>>>

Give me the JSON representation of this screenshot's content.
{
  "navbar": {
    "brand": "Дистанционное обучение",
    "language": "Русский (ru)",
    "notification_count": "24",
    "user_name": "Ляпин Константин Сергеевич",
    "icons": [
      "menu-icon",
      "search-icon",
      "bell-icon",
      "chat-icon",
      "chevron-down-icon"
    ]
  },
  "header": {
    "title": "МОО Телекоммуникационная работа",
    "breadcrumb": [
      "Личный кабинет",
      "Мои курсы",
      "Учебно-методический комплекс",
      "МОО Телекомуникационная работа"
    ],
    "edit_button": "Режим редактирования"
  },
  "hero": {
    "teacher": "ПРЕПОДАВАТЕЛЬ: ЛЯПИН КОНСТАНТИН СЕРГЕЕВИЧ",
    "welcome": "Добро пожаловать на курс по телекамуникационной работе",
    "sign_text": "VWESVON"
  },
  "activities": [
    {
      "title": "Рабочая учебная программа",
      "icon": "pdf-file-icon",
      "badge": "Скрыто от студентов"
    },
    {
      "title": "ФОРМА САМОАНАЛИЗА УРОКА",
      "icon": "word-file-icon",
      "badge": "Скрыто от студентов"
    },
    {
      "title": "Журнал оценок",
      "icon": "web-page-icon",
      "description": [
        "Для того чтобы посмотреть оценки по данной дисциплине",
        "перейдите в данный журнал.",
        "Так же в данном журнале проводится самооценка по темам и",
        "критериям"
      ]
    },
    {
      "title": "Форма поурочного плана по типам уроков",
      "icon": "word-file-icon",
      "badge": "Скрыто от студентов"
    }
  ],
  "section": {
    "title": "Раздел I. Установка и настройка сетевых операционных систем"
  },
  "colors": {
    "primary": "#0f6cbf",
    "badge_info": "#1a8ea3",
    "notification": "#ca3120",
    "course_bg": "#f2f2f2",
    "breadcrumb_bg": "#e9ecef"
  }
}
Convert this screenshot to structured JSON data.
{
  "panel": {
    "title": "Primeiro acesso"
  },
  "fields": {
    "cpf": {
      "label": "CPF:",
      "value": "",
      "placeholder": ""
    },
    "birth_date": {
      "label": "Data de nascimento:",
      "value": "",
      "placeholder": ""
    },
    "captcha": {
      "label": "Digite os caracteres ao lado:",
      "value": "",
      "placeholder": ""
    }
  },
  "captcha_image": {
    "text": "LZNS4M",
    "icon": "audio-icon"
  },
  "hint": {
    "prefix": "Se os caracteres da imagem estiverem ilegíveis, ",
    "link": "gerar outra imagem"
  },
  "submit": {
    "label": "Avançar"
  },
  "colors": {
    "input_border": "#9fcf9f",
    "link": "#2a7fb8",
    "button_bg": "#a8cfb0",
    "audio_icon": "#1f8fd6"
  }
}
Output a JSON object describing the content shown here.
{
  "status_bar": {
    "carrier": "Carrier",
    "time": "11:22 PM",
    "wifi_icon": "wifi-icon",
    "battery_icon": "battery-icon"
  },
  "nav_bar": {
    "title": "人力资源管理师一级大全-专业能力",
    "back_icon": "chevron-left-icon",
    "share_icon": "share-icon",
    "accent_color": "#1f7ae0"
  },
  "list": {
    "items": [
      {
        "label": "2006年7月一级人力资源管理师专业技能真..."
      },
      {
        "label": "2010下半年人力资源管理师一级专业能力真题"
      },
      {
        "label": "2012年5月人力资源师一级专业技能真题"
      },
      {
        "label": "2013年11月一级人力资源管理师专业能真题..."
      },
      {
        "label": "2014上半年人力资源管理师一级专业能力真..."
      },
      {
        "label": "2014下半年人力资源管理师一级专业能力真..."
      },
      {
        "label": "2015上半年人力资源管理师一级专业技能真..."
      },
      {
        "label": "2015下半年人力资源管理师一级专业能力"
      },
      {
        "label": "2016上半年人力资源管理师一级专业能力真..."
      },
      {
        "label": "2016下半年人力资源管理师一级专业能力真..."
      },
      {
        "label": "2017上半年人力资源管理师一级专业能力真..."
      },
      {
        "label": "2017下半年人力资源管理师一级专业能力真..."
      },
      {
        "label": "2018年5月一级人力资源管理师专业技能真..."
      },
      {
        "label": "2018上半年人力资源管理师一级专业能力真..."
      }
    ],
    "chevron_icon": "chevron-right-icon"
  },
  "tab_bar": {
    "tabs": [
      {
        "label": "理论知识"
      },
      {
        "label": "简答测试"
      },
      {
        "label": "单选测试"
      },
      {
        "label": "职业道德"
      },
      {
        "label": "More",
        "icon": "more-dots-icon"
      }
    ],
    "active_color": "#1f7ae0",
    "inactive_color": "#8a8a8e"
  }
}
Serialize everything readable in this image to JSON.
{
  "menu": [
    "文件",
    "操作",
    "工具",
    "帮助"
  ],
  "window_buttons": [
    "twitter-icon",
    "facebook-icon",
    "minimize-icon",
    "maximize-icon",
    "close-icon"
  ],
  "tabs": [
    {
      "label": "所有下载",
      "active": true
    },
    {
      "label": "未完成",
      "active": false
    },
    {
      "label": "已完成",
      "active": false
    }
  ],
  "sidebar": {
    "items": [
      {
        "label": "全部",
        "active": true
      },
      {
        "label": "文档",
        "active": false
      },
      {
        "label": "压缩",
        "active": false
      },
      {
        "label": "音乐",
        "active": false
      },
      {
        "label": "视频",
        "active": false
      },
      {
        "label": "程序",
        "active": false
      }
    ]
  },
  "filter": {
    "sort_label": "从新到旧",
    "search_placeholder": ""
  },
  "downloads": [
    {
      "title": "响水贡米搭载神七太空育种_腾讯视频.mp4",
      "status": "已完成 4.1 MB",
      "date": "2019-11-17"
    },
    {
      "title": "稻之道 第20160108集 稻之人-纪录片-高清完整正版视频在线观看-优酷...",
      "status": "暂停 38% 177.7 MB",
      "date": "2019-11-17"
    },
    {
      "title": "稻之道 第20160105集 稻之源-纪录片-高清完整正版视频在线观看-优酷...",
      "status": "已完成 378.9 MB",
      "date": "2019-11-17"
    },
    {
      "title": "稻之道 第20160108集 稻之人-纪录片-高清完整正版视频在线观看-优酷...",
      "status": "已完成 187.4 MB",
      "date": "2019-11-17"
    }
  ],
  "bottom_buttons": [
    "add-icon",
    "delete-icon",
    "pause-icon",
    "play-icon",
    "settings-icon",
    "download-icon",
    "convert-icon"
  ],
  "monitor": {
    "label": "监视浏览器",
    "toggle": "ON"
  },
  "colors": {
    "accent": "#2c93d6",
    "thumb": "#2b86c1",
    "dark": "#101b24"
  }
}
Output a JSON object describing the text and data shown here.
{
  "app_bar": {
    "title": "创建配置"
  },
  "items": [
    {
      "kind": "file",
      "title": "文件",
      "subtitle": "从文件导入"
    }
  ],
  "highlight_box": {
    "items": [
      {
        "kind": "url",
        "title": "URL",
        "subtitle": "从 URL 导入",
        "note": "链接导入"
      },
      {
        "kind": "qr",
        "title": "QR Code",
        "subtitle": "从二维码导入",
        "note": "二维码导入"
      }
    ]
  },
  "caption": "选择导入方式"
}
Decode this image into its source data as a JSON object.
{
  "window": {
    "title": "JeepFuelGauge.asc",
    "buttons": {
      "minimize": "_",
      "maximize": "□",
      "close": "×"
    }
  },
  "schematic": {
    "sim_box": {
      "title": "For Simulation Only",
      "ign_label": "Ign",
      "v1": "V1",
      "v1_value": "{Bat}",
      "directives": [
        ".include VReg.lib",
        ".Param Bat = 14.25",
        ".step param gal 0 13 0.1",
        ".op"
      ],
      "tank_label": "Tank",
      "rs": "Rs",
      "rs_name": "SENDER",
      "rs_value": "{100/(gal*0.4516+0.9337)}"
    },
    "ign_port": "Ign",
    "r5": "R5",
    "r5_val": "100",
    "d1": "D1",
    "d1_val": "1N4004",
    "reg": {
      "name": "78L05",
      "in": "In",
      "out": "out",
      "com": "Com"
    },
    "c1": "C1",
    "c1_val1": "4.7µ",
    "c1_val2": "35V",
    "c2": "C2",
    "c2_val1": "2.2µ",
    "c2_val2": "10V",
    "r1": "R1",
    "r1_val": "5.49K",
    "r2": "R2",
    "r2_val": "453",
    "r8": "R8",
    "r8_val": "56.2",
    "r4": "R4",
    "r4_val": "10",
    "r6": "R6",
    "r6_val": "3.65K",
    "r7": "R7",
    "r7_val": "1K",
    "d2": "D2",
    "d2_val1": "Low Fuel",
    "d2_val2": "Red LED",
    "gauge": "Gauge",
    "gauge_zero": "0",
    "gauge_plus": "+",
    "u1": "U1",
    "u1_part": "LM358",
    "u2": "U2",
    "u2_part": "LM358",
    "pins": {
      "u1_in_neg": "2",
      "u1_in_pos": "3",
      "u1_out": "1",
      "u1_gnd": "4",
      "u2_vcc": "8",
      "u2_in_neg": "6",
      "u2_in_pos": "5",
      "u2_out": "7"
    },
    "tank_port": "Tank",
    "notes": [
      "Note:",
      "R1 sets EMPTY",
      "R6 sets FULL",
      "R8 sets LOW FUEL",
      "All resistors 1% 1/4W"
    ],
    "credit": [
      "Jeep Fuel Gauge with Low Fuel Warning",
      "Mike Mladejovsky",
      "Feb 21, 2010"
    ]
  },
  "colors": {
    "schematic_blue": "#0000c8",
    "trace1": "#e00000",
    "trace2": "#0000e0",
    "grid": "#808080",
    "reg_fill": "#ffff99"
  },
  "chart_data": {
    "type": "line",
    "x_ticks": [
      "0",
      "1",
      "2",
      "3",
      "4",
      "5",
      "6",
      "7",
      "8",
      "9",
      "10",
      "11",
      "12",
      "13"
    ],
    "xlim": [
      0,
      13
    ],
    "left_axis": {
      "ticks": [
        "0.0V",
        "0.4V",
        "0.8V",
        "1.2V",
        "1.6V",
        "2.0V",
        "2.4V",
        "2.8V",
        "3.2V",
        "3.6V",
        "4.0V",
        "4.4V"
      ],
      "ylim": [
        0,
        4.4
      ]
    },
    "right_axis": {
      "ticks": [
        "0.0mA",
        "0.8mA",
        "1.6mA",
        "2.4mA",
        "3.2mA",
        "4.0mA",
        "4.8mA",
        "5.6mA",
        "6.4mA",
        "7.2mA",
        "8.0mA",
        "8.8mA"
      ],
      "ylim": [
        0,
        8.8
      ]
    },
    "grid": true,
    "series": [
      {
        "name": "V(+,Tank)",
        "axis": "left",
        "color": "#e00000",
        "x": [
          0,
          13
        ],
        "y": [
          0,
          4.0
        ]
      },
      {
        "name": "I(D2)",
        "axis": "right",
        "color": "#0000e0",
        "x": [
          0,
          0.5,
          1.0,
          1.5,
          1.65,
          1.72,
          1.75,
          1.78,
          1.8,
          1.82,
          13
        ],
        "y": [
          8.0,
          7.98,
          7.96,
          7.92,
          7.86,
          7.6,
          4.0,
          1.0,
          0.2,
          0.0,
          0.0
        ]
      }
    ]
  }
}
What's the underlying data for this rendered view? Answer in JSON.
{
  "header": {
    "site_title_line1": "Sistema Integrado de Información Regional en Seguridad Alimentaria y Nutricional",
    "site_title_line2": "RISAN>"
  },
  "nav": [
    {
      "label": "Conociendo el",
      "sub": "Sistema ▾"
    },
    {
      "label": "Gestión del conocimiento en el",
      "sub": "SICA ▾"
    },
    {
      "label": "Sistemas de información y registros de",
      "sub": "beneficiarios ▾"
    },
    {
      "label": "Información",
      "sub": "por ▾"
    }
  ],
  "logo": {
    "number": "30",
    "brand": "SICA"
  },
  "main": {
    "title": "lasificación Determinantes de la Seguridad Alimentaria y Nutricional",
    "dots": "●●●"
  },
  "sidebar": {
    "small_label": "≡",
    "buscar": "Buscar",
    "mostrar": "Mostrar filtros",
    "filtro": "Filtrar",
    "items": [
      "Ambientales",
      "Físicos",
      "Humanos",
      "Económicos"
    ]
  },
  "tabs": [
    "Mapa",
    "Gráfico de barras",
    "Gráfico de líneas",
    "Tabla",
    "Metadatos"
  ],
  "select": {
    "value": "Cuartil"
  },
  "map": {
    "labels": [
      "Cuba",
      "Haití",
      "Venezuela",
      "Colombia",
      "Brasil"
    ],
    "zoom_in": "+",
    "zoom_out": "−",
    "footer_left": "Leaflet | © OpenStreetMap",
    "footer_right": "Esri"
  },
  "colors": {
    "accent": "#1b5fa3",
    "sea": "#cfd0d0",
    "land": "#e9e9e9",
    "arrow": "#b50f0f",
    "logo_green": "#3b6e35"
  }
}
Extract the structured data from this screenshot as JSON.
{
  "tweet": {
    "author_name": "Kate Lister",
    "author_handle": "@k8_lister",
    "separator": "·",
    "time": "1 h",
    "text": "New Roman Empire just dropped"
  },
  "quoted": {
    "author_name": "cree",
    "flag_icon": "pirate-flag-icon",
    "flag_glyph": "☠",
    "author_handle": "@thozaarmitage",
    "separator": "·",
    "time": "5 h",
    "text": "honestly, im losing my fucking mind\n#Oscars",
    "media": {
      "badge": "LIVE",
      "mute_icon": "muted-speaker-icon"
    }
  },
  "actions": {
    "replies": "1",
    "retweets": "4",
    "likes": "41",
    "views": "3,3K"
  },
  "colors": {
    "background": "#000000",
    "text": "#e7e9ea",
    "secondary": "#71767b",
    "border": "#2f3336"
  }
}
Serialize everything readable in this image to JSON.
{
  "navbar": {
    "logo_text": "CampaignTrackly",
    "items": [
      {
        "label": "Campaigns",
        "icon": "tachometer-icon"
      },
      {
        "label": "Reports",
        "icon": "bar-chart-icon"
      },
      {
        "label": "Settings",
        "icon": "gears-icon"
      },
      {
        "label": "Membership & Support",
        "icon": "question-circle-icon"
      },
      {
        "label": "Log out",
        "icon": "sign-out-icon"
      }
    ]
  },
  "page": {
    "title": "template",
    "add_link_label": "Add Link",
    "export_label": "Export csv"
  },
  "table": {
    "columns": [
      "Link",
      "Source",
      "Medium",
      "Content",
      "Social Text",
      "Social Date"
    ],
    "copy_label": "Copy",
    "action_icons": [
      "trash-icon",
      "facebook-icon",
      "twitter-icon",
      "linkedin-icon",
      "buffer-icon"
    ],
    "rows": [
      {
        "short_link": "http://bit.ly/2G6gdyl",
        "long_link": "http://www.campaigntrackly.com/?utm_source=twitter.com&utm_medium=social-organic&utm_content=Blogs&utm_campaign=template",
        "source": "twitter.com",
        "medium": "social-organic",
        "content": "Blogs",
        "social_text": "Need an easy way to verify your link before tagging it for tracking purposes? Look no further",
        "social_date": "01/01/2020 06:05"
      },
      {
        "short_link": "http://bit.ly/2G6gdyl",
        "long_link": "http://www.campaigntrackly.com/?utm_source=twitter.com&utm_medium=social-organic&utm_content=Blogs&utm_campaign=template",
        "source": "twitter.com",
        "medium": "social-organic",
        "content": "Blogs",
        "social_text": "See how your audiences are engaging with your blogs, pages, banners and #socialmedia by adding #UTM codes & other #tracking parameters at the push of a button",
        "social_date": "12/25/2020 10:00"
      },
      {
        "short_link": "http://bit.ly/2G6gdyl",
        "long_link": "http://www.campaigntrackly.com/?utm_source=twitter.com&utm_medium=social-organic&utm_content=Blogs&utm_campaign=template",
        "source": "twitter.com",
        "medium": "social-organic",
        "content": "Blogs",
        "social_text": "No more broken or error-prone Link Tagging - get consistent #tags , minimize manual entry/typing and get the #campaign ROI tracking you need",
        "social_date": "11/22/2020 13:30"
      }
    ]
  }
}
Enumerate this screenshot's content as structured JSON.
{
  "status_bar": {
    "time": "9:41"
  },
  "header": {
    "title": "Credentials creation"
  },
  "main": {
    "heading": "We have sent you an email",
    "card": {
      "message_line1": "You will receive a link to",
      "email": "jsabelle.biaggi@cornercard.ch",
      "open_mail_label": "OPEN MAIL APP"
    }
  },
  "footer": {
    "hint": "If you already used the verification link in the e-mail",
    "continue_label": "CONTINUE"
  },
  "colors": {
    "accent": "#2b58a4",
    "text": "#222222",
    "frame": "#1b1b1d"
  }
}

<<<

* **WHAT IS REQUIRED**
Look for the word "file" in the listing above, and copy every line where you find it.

* **EXERCISE OUTPUT**
      "icon": "pdf-file-icon",
      "icon": "word-file-icon",
      "icon": "word-file-icon",
      "kind": "file",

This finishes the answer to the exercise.